Reaching Out in Mission to the Unchurched
by Elliott Wright
Leawood, KS, Nov 20, 2007 -- The Rev. Adam Hamilton sees the New Testament Book of the Acts of the Apostles unfolding in Eurasia today as The United Methodist Church plants congregations in an expanse covering 11 times zones.
The Rev. Hamilton and the Church of the Resurrection, which he pastors, are deeply involved in the Russia Initiative of the General Board of Global Ministries, the international mission agency of the denomination. Rev. Hamilton was host pastor for the 13th Consultation of the Russia Initiative, held at his church on Nov. 15-17.
One common link between the Russia Initiative and the Church of the Resurrection is that both emphasize outreach to unchurched people. Like the young church in Acts, both the Kansas congregation and the church in Russia deal primarily with new Christians; neither is interested in pulling people away from other churches.
The mission statement of the Church of the Resurrection could also serve The United Methodist Church in Russia and all Eurasia: "To build a Christian community where non-religious and nominally religious people are becoming deeply committed Christians."
The Church of the Resurrection began 17 years ago with four people gathered in a funeral home -- hence its name. Today it has 14,000 members. The current United Methodist Church in Russia began 15 years ago with five congregations and today has 106, with six more in the planning stages. While the members of the Church of the Resurrection outnumber the United Methodists in Eurasia, both have a sense of being on the cutting edge of faith.
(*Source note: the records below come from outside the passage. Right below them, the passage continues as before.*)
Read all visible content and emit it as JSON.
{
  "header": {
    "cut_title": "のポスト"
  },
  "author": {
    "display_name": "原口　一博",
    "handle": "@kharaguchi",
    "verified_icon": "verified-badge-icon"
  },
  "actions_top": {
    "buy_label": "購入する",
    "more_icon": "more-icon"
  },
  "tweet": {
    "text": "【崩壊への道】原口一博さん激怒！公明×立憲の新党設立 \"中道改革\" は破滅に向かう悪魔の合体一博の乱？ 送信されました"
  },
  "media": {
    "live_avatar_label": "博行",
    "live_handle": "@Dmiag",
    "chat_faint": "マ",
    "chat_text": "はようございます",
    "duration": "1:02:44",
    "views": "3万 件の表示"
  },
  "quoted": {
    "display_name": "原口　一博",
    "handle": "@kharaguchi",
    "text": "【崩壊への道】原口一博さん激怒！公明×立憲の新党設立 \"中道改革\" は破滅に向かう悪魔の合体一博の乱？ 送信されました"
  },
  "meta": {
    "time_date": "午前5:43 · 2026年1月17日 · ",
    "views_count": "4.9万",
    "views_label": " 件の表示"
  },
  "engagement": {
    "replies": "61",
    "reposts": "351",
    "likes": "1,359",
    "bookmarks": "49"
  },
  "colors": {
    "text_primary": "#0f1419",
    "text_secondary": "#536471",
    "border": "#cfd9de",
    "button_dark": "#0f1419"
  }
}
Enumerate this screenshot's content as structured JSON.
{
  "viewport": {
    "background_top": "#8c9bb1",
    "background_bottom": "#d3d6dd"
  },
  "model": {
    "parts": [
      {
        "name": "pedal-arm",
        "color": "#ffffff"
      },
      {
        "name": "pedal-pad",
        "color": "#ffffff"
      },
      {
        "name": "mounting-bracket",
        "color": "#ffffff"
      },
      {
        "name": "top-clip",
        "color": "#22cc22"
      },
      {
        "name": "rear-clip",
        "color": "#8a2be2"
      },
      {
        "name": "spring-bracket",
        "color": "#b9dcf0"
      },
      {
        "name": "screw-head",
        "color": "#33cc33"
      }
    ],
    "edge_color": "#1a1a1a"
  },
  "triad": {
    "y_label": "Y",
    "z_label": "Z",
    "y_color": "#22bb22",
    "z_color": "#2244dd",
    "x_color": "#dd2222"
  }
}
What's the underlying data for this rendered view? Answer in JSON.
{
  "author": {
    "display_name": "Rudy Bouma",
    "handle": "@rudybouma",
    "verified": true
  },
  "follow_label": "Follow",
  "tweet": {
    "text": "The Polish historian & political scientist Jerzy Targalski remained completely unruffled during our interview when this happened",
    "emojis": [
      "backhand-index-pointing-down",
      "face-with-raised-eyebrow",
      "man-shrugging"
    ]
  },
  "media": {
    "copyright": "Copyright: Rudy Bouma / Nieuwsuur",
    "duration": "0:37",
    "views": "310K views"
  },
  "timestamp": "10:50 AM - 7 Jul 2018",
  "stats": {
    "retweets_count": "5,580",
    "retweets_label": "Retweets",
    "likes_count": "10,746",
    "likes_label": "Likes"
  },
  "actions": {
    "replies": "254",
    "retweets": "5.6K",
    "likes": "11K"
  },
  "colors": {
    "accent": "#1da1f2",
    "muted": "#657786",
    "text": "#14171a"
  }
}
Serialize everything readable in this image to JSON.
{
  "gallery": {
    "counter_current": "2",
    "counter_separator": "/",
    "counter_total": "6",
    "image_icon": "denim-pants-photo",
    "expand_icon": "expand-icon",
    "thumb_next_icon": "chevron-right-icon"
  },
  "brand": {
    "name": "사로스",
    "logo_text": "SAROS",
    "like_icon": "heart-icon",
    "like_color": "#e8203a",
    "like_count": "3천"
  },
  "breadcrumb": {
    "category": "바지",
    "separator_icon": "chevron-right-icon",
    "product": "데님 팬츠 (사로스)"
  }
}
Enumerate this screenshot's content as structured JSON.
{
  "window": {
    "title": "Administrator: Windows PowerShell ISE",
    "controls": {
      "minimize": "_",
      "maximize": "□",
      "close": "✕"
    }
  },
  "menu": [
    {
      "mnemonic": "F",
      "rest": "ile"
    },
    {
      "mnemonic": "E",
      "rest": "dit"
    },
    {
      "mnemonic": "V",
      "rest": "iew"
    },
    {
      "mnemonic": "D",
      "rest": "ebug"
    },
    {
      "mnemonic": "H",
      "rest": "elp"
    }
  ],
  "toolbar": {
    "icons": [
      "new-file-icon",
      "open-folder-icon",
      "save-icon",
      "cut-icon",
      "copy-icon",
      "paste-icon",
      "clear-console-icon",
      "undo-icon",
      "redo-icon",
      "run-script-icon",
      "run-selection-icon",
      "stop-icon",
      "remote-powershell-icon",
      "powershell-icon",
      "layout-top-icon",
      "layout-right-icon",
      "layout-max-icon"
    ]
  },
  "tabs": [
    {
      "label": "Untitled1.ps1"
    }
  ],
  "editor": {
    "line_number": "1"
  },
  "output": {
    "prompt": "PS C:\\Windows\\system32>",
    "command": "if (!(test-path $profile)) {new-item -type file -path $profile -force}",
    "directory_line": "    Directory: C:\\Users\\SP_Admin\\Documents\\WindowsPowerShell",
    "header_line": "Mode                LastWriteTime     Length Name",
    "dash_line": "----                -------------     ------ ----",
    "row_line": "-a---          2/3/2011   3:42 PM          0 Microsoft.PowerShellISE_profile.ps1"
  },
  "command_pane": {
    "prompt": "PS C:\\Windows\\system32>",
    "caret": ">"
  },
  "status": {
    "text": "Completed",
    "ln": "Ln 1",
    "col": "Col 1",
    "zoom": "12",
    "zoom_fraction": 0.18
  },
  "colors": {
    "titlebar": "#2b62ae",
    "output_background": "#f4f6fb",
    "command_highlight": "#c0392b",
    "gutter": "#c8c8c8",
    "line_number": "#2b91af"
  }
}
In his address to the consultation, Bishop Hans Växby of Moscow, who leads the Eurasia Episcopal Area, likened the experience of congregations under his care to that of the early churches to which the Apostle Paul wrote his letters: young churches seeking the path toward maturity (see "United Methodism in Russia Today")
Hamilton and teams from the Church of the Resurrection have been particularly active in providing leadership training for clergy and lay leaders in Russia. The successful ministry in suburban Kansas City is based on a clear understanding of the role and nature of leadership in the church.
A widely read author, Hamilton gave a four-minute mini-course on "The Leadership Challenge" during the 13th Russia Initiative Consultation. The course is usually a three-day event.
Pivotal in his approach is clarity about the tasks of a leader, who, if effective, shares vision, sets goals, develops plans, and motivates and inspires members.
Church leadership, says Hamilton, is based on three principles, the first of which is to "change, innovate, improve, or die" as a congregation or organization.
The second principle involves a discipleship "pyramid" with four levels of church membership participation or commitment. The top two levels are composed of the most committed members. These top levels, said Hamilton, are the ones to which leaders give the most attention, ignoring the two lower levels of the not-so-committed, as well as people who are totally outside the pyramid. "Jesus spent most of his time with those in the bottom categories and reached out beyond the pyramid," he stated.
The pastor reminded the consultation that the average age of United Methodist Church members is 57 and that the number of people in Sunday schools has plummeted over the last three decades. The obvious implication is the need to move outside the familiar territory to reach new generations of United Methodists.
Hamilton believes that The United Methodist Church in both the United States and Eurasia can learn things about how to appeal to people from the large, independent, often Pentecostal congregations growing in both places. "We don't have to accept their theology or give up ours to benefit from their examples," he said.
The third principle of leadership he called "discernment by nausea," meaning that when two possible ministry choices can be made, "you should always take the hardest, the one that makes you sick."
Commitment to Jesus Christ, integrity, love, perseverance, servanthood, and excellence are Hamilton's six characteristics of effective church leaders. Hamilton has no patience with pastors of large churches who become superstars expecting to be pampered and celebrated. "Pastors are servants," he declared.
Vibrant congregations will have these characteristics:
In regard to mission, Hamilton said that a congregation that is focused solely on itself is "unhealthy."
"A heart for unchurched people" is also essential in mission and in effective leadership for a church faithful to Jesus Christ, Hamilton concluded.
*Elliott Wright is information officer of the General Board of Global Ministries.
Date posted: Nov 21, 2007